Make America Pay Its Bills. Again.
What is the U.S. debt ceiling, where did it come from and why does it matter? This time the familiar Washington ritual has a twist. And investors are starting to anticipate something new: The most critical of deadlines may be missed. How can this happen when the White House and Congress are controlled, nominally, by the same party? Why even have a debt ceiling? Special guests Alex Harris and Brian Chappatta join Dan to explain that this time it actually could be different.
Setting a New Benchmark With Our 100th Episode
The Benchmark crew celebrates the podcast's 100th episode with a trip through highlights as picked by hosts and producers, both past and present. From the Nobel Prize to Duke Bootee, Dan and Scott — along with some special guests — share the moments that put a human face on that thing we call economics. And we look forward at what the next 100 episodes will bring.
Where the U.S. Still Rules in Asia
Why does the U.S. still dominate discussion in a major Chinese city? On a multi-week trip to Asia, Dan discovers a surprising place where America's dominance in Asia is unparalleled and gains some insight into Japan's labor market during a busy lunch hour in Tokyo's financial district.
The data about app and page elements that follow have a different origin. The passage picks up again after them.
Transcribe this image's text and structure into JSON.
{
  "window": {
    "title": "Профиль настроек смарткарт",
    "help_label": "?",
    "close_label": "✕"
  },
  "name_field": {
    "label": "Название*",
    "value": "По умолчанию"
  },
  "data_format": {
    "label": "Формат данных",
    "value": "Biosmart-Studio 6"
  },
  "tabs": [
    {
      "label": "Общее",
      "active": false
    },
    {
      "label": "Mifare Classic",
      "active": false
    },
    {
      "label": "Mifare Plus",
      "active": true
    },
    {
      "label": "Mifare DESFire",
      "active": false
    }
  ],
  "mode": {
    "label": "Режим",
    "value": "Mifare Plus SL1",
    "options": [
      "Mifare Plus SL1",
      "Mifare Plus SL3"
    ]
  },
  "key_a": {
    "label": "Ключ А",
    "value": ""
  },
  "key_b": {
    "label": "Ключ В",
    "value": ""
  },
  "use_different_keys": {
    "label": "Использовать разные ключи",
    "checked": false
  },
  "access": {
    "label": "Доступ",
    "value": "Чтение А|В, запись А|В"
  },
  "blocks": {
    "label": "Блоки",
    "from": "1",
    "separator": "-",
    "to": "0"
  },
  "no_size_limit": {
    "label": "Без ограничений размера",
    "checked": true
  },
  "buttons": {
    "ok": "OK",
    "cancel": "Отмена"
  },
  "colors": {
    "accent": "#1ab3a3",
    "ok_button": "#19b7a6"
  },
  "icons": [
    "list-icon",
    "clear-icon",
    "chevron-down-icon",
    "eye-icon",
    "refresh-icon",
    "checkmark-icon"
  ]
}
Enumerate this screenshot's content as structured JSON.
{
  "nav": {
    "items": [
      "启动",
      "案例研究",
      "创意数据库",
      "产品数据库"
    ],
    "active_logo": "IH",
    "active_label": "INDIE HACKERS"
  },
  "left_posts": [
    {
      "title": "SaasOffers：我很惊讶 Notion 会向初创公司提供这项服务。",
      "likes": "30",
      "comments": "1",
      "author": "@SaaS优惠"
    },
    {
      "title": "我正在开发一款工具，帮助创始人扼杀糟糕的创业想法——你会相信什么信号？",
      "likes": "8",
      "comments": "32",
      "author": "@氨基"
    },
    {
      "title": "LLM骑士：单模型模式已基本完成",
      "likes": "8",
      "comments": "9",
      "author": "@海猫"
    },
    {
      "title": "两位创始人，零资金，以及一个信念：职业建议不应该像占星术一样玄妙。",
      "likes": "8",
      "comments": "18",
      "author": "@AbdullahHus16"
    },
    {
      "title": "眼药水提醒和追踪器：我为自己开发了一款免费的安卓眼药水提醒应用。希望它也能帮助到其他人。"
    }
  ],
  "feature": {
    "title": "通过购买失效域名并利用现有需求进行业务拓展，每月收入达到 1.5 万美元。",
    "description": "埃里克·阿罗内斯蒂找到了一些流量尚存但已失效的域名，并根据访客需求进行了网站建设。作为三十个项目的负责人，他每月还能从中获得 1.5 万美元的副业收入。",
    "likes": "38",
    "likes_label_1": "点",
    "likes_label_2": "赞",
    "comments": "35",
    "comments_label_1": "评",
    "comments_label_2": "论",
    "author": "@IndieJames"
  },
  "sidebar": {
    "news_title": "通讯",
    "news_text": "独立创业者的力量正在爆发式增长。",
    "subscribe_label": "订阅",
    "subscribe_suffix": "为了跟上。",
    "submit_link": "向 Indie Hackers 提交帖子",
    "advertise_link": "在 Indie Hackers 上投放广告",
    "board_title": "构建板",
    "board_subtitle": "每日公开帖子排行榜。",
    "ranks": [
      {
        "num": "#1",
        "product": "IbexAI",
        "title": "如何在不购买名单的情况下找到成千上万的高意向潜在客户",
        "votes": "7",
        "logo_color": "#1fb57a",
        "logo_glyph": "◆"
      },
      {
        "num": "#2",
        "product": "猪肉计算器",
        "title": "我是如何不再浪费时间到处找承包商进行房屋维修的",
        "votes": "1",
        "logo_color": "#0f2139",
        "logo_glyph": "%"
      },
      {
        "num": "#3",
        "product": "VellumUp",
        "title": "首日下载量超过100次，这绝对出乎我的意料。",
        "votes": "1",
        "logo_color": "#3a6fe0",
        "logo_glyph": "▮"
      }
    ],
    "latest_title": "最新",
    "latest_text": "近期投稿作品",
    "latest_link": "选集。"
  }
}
Guest host Joe Weisenthal from Bloomberg's `Odd Lots' podcast holds Dan to account and road tests some of his theories.
Why Everyone Needs to Care About the Fed's Shrinking Balance Sheet
The Federal Reserve said this week that it's about to try something that's never been done on this scale in the annals of central banking: reduce its $4.5 trillion stockpile of assets. The ramifications could be felt everywhere from mortgage rates, to the cost of vacationing in Thailand, even to President Donald Trump's attitude toward the Fed. Bloomberg reporter Chris Condon joins Scott to explain what's happening and try to come up with a better name than "balance sheet normalization"...
What Our Trump Time Machine Got Right -- and Wrong -- About the Economy
One year ago, the Benchmark crew ventured into the future -- July 2017 -- to imagine what was then all but unimaginable: How would the U.S. economy fare in the first six months under President Donald J. Trump? Now that it's all come to pass, Scott and guest co-host Jeanna Smialek speak with our seer from 2016, Neil Dutta from Renaissance Macro Research, to explain what we got right and wrong -- and what we can expect for the rest of the president's term.
You Just Missed Your Chance to Get Rich on Toronto Real Estate
Home prices in Canada's largest city have been on a tear. But the party could be on the verge of ending, at least temporarily. The Bank of Canada's decision this week to raise interest rates -- the first hike in seven years -- makes mortgages more expensive. A string of government tightening measures and a liquidity crunch at a Toronto mortgage lender are adding to concerns a price correction is around the corner. This week on Benchmark, Dan, Chris Fournier and Katia Dmitrieva speak to...
The One Caveat Hanging Over Jobs in America
The U.S. labor market looked pretty strong in June, with more Americans getting jobs and unemployment close to a 16-year low. All strong, with one glaring exception: Wages still just aren't rising that quickly. The question is, why? Yelena Shulyatyeva, a Bloomberg Intelligence senior economist, helps Scott and Dan break it down.
The World's First Modern Financial Crisis: 1997 Edition
Twenty years ago this week, a momentous event more than a century in the making finally occurred: Hong Kong's handover to China. Turns out, that wasn't even close to the biggest story that year. What really did transfix the world in 1997 was the financial crisis that exploded a day after the handover -- in, of all places, Bangkok. Today on Benchmark, Dan, a former Malaysia bureau chief, and Hong Kong-based Malcolm Scott look back at the crisis and the wrenching economic and political...
Why New York's Summer of Hell Matters to More Than Commuters
New York subway riders and commuters, already mired in a miserable year, are bracing for a summer like no other amid rising delays, service cuts and overcrowding. It all underscores the perils of under-investment in rail systems that should be key drivers of growth. What the heck is going on? Can anything be done? Two guests think they have the answers: Jim Venturi, creator of the ReThinkNYC plan to overhaul regional transport links, and Tracy Gordon, senior fellow at the Urban-Brookings...
64: Make France Great Again